In Q2, the legal market endured its largest quarterly drop in demand since 2009, leading the Peer Monitor Economic Index (PMI) to drop dramatically as well
The first quarter of 2020 was able to stay strong in the face a COVID-19 pandemic that was still in its infancy in the United States. However, as stay-at-home orders, court closures, and broader business shutdowns roiled the economy during the second quarter, the legal market was unable to remain as steadfast, enduring its largest quarterly drop in legal demand since 2009, in the throes of the Great Recession.
As a result, the Thomson Reuters Peer Monitor Economic Index (PMI) declined by 6 points to 51 in the second quarter of this year.
On average, legal demand decreased by 5.9%, relative to the second quarter of the previous year. Likewise, and as a result of significant growth in lawyer headcount over the preceding 12 months, productivity across all fee earners contracted by 7.2%.

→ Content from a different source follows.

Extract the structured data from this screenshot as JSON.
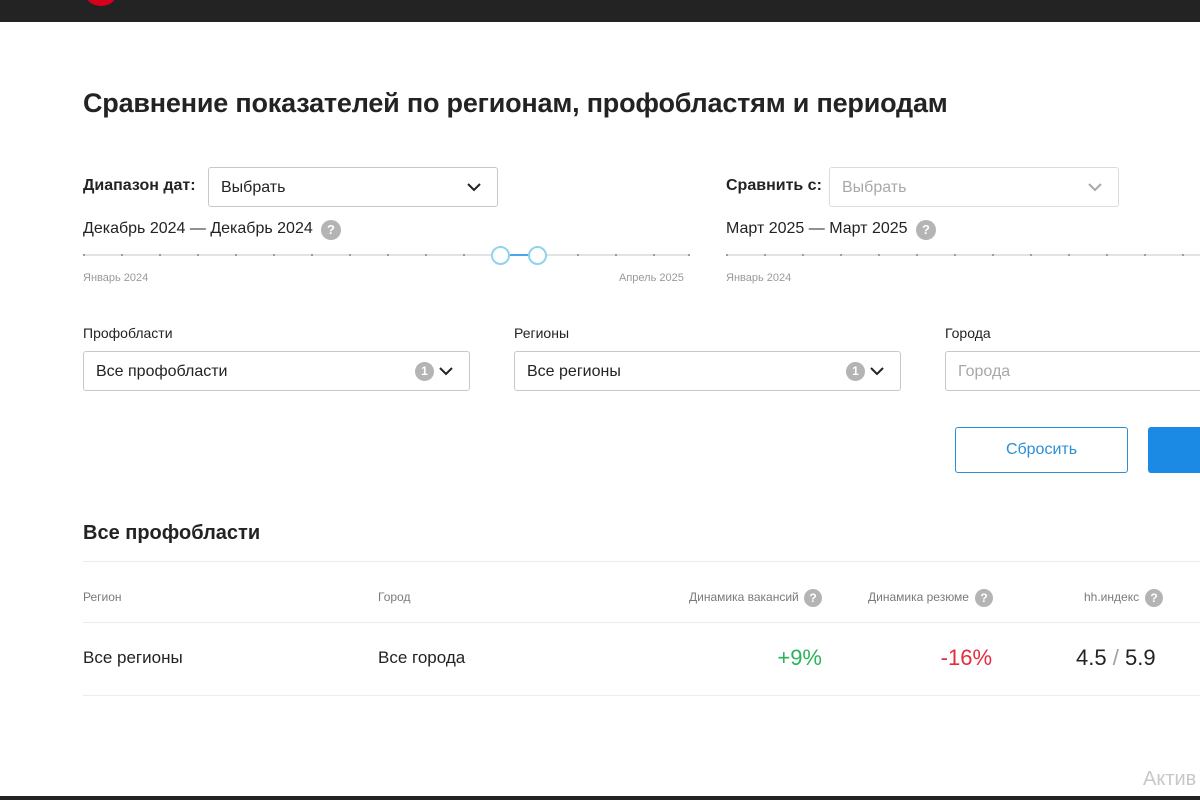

Interestingly, however, the declines did not affect all lawyer titles equally. In fact, partners have begun completing a higher proportion of work by volume, leading to a couple of theories as to why this may be happening. In a depressed market, partners under pressure turned to a “eat-what-you-kill” mindset and focus on staying the course to achieve their own billable hour goals. Another theory is that law firm clients, themselves under tremendous and often complex pressures, have an increased need for advisory services that cannot be completed by less experienced lawyers.
Whatever the reason, this shift resulted in worked rate growth coming in at an all-time high in Q2. The average worked rate charged across the market was 5.2% higher than at the same point last year, a full percentage point higher than growth levels recorded during the first quarter.

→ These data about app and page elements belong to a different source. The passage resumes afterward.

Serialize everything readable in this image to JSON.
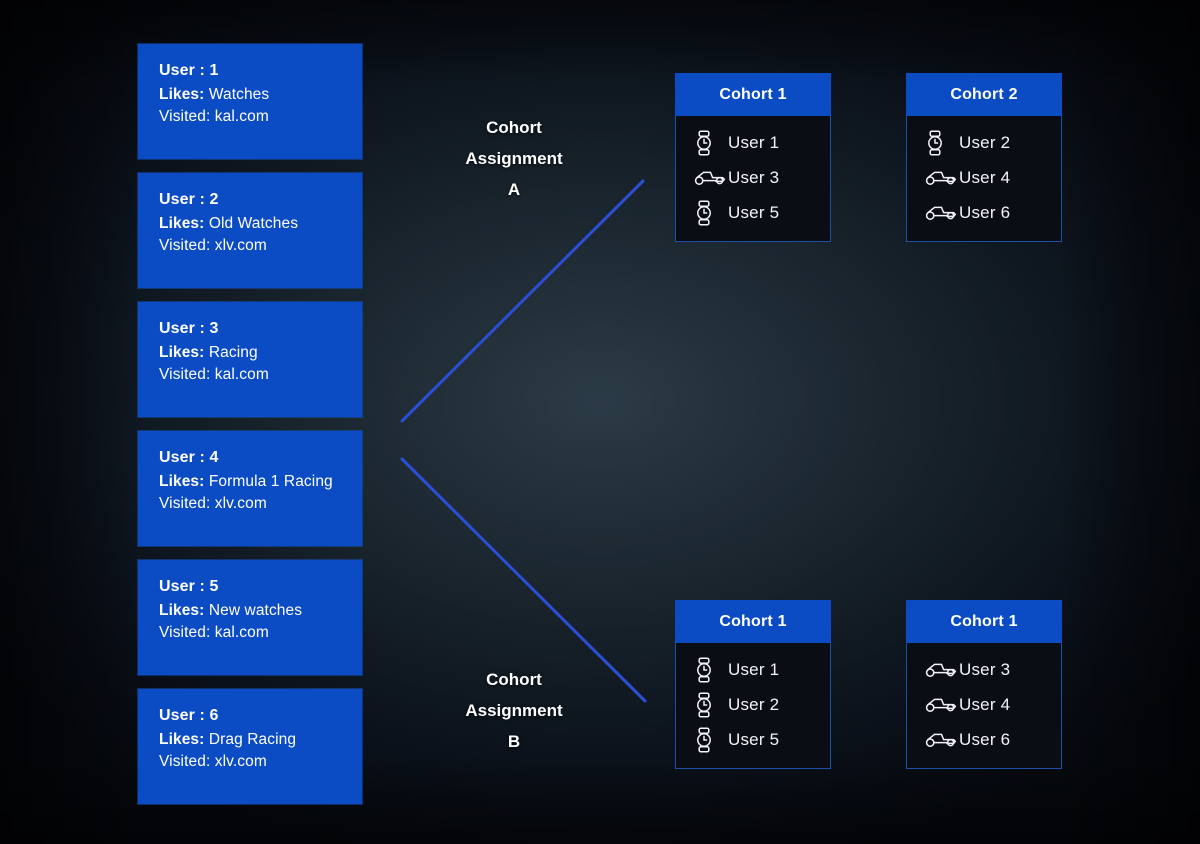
{
  "colors": {
    "card_blue": "#0B4CC4",
    "line_blue": "#2A4FD6",
    "cohort_border": "#1b4fa8",
    "text_white": "#ffffff",
    "background_dark": "#0a0e14"
  },
  "users": [
    {
      "title": "User : 1",
      "likes_label": "Likes:",
      "likes": "Watches",
      "visited_label": "Visited:",
      "visited": "kal.com"
    },
    {
      "title": "User : 2",
      "likes_label": "Likes:",
      "likes": "Old Watches",
      "visited_label": "Visited:",
      "visited": "xlv.com"
    },
    {
      "title": "User : 3",
      "likes_label": "Likes:",
      "likes": "Racing",
      "visited_label": "Visited:",
      "visited": "kal.com"
    },
    {
      "title": "User : 4",
      "likes_label": "Likes:",
      "likes": "Formula 1 Racing",
      "visited_label": "Visited:",
      "visited": "xlv.com"
    },
    {
      "title": "User : 5",
      "likes_label": "Likes:",
      "likes": "New watches",
      "visited_label": "Visited:",
      "visited": "kal.com"
    },
    {
      "title": "User : 6",
      "likes_label": "Likes:",
      "likes": "Drag Racing",
      "visited_label": "Visited:",
      "visited": "xlv.com"
    }
  ],
  "assignments": [
    {
      "line1": "Cohort",
      "line2": "Assignment",
      "line3": "A"
    },
    {
      "line1": "Cohort",
      "line2": "Assignment",
      "line3": "B"
    }
  ],
  "cohorts": [
    {
      "title": "Cohort 1",
      "members": [
        {
          "icon": "watch-icon",
          "label": "User 1"
        },
        {
          "icon": "race-car-icon",
          "label": "User 3"
        },
        {
          "icon": "watch-icon",
          "label": "User 5"
        }
      ]
    },
    {
      "title": "Cohort 2",
      "members": [
        {
          "icon": "watch-icon",
          "label": "User 2"
        },
        {
          "icon": "race-car-icon",
          "label": "User 4"
        },
        {
          "icon": "race-car-icon",
          "label": "User 6"
        }
      ]
    },
    {
      "title": "Cohort 1",
      "members": [
        {
          "icon": "watch-icon",
          "label": "User 1"
        },
        {
          "icon": "watch-icon",
          "label": "User 2"
        },
        {
          "icon": "watch-icon",
          "label": "User 5"
        }
      ]
    },
    {
      "title": "Cohort 1",
      "members": [
        {
          "icon": "race-car-icon",
          "label": "User 3"
        },
        {
          "icon": "race-car-icon",
          "label": "User 4"
        },
        {
          "icon": "race-car-icon",
          "label": "User 6"
        }
      ]
    }
  ]
}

You can download a full copy of the Q2 2020 PMI report here.
In an effort to maintain cash, law firm leaders have rapidly cut expenditures during the demand downturn. While furloughs and layoffs have not yet become pervasive among lawyer ranks, they are more widespread among support staff. Many overhead expenses — like office expenses declining 5.6% — have seen significant decreases in spend as lawyers are slow to return to the workplace. Similarly, the marketing & business development category saw the largest decreases by an average of nearly 20% on a rolling 12-month basis. And direct expense growth has decreased to 2.3%, while overhead expenses are essentially flat when compared with last year.
“These are unprecedented times for the legal industry,” said Mike Abbott, vice president in Market Insights and Thought Leadership at Thomson Reuters. “While many firms are successfully adjusting their business models to work-from-home, they are still subject to the volatility and uncertainty surrounding their clients as well as the overall economy.”
Law firms also are making rapid adjustments to better suit the current conditions, such as investing in productivity-enhancing technologies — like collaborative and remote work solutions — while reducing expenses in other areas such as overhead, Abbott said.
“More uncertainty lies ahead in coming months,” he added. “But firms are clearly making efforts to improve efficiency and flexibility to deal with what’s to come.”